IPsec is widely used to provide secure site-to-site communication, remote access and host-to-host communication. Unlike SSL, IPsec does not require applications to be modified to utilize it. They can communicate with remote systems in exactly the same way as they would with systems on the local network.
IPsec includes several protocols and modes. The protocols are:
- Authentication Header (AH)
AH provides authentication and integrity verification. Authentication is a guarantee to each end of the communication that it is communicating with its intended partner. AH also provides integrity verification, which guarantees that the data has not been altered in transit. AH does not provide encryption.
- Encapsulating Security Payload (ESP)
ESP provides the same functions as AH and in addition provides encryption.
- Internet Key Exchange (IKE)
IKE establishes the keys used by AH and ESP to authenticate the communication end points, verify integrity and by ESP to encrypt and decrypt data.
The two IPsec modes are tunnel mode and transport mode. Tunnel mode supports site-to-site and remote access. Transport mode supports host-to-host communication.
IKE is used with both AH and ESP, and with both tunnel and transport modes. IKE establishes three security associations between the communication endpoints. A security association consists of information specifying the choice of AH and ESP, and between tunnel and transport mode. If encryption will be used, a security association specifies which method will be used and how often encryption keys will be changed.
To initiate communication, IKE first establishes a security association between the IKE implementations on the two endpoints. The initial security association is used to establish two additional security associations -- a separate security association for data sent in each direction between the endpoints.
IKE can use Public Key Encryption or shared secret keys to authenticate the endpoints and to obtain initial encryption keys. IKE can use either SHA-1 or MD5 hash algorithms for authentication. DES, Triple DES or AES can be chosen for encryption; 3DES is often used, but AES is increasing in usage since it provides stronger security.
AH and ESP can be used individually or in combination, but AH is less common. ESP provides encryption in addition to the functions of AH. In most cases, encryption is desired, but AH alone might be chosen if encryption imposes an unacceptable computational load on the communicating systems.
While the array of protocols and modes seems confusing, a single set of protocols and modes is used for each of the supported configurations.
The most common uses of IPsec are site-to-site communication and remote access. In both cases, ESP is used in tunnel mode. In site-to-site communication, IPsec is implemented in the firewall or router connecting each site to the Internet.
When an end node initiates communication with a node at a distant site, the IPsec implementation on the initiating site's firewall uses IKE to create security associations with IPsec on the remote firewall. Data then begins to flow between the two end nodes. All IPsec processing is done by IPsec on the firewalls.
When the IPsec software on the firewall receives a packet originating from a node on its local network, it first encrypts the entire packet using the method specified in the security association governing outgoing packets. It then adds an ESP header to the beginning of the packet. Next, it uses the authentication method specified in the security association to create a hash value that is placed at the end of the packet. Finally, the firewall creates a new IP header with its own address as source and the address of the remote firewall as the destination address.

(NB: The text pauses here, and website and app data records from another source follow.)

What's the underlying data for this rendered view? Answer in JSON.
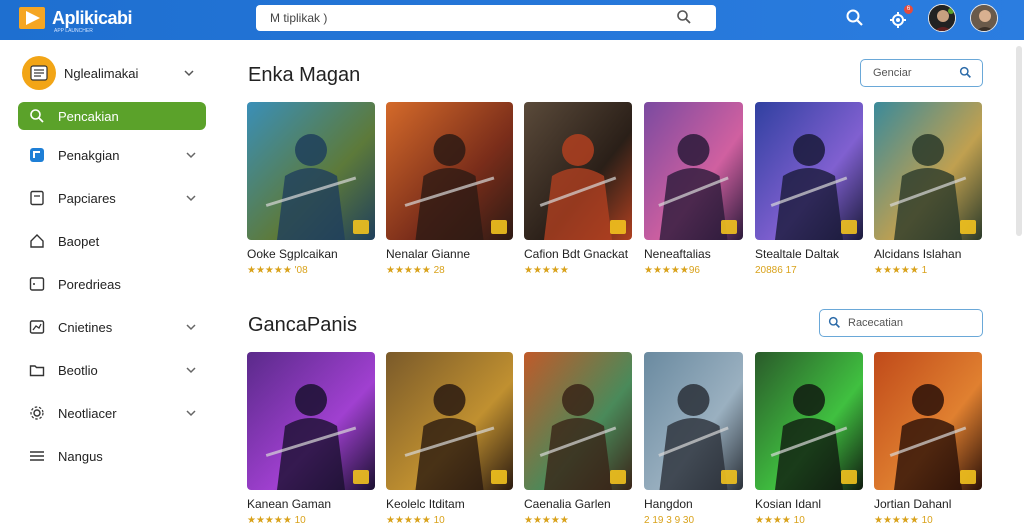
{
  "app": {
    "title": "Aplikicabi",
    "subtitle": "APP LAUNCHER",
    "search_text": "M   tiplikak   )",
    "notification_count": "6"
  },
  "sidebar": {
    "profile_name": "Nglealimakai",
    "items": [
      {
        "label": "Pencakian",
        "icon": "search-icon",
        "active": true,
        "chevron": false
      },
      {
        "label": "Penakgian",
        "icon": "app-icon",
        "active": false,
        "chevron": true
      },
      {
        "label": "Papciares",
        "icon": "document-icon",
        "active": false,
        "chevron": true
      },
      {
        "label": "Baopet",
        "icon": "home-icon",
        "active": false,
        "chevron": false
      },
      {
        "label": "Poredrieas",
        "icon": "window-icon",
        "active": false,
        "chevron": false
      },
      {
        "label": "Cnietines",
        "icon": "chart-icon",
        "active": false,
        "chevron": true
      },
      {
        "label": "Beotlio",
        "icon": "folder-icon",
        "active": false,
        "chevron": true
      },
      {
        "label": "Neotliacer",
        "icon": "gear-icon",
        "active": false,
        "chevron": true
      },
      {
        "label": "Nangus",
        "icon": "menu-icon",
        "active": false,
        "chevron": false
      }
    ]
  },
  "sections": [
    {
      "title": "Enka Magan",
      "filter_label": "Genciar",
      "games": [
        {
          "name": "Ooke Sgplcaikan",
          "meta": "★★★★★ '08",
          "colors": [
            "#3a8fb8",
            "#5d7a3a",
            "#1f3f5c"
          ]
        },
        {
          "name": "Nenalar Gianne",
          "meta": "★★★★★ 28",
          "colors": [
            "#d46a2a",
            "#7a2d1a",
            "#2d1a14"
          ]
        },
        {
          "name": "Cafion Bdt Gnackat",
          "meta": "★★★★★",
          "colors": [
            "#5a4a3a",
            "#2a1f18",
            "#b04020"
          ]
        },
        {
          "name": "Neneaftalias",
          "meta": "★★★★★96",
          "colors": [
            "#7a4aa0",
            "#d060a0",
            "#2a1a3a"
          ]
        },
        {
          "name": "Stealtale Daltak",
          "meta": "20886  17",
          "colors": [
            "#3040a0",
            "#8060d0",
            "#1a1a3a"
          ]
        },
        {
          "name": "Alcidans Islahan",
          "meta": "★★★★★ 1",
          "colors": [
            "#3a8a9a",
            "#c0a050",
            "#2a3a2a"
          ]
        }
      ]
    },
    {
      "title": "GancaPanis",
      "filter_label": "Racecatian",
      "games": [
        {
          "name": "Kanean Gaman",
          "meta": "★★★★★ 10",
          "colors": [
            "#5a2a8a",
            "#a040d0",
            "#1a1030"
          ]
        },
        {
          "name": "Keolelc Itditam",
          "meta": "★★★★★ 10",
          "colors": [
            "#7a5a2a",
            "#c09030",
            "#2a1a10"
          ]
        },
        {
          "name": "Caenalia Garlen",
          "meta": "★★★★★",
          "colors": [
            "#c05a2a",
            "#4a8a5a",
            "#3a2418"
          ]
        },
        {
          "name": "Hangdon",
          "meta": "2 19 3 9 30",
          "colors": [
            "#6a8aa0",
            "#9ab0c0",
            "#2a3038"
          ]
        },
        {
          "name": "Kosian Idanl",
          "meta": "★★★★ 10",
          "colors": [
            "#2a5a2a",
            "#40c040",
            "#101a10"
          ]
        },
        {
          "name": "Jortian Dahanl",
          "meta": "★★★★★ 10",
          "colors": [
            "#c04a1a",
            "#e08030",
            "#2a1008"
          ]
        }
      ]
    }
  ]
}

When the packet is received by the remote firewall, the receiving firewall removes the added IP header, uses the hash to authenticate the packet and then decrypts the packet before sending it on to its final destination.
Remote access operates in a similar manner. But in this case, IPsec software is installed in the remote operating system. The added IP header specifies the remote node's own address as source and the address of the remote firewall as destination.
End node-to-end node communication uses Transport Mode. In this case, the IPsec implementations are located in the operating systems of the two communicating nodes. The originating node encrypts the packet's upper layer header (usually TCP or UDP) and the packet data. Then the ESP header is added between the original IP header and encrypted upper layer header. The authentication hash algorithm is then applied to the ESP header, upper layer header and packet data. Finally, the hash value is placed at the end of the packet. Communication is end node to end node, so there is no need to create a new IP header specifying an intervening firewall.
IPsec provides great flexibility since applications can use it without modification, but this flexibility has a downside. IPsec enables connected systems to gain the same level of access to remote nodes as if they were located on the local network. Network administrators must make a careful analysis of the protocols, authentication and encryption options before choosing to provide IPsec to their users.
About the author:
David B. Jacobs has more than 20 years of networking industry experience. He has managed leading-edge software development projects and consulted to Fortune 500 companies, as well as software startups.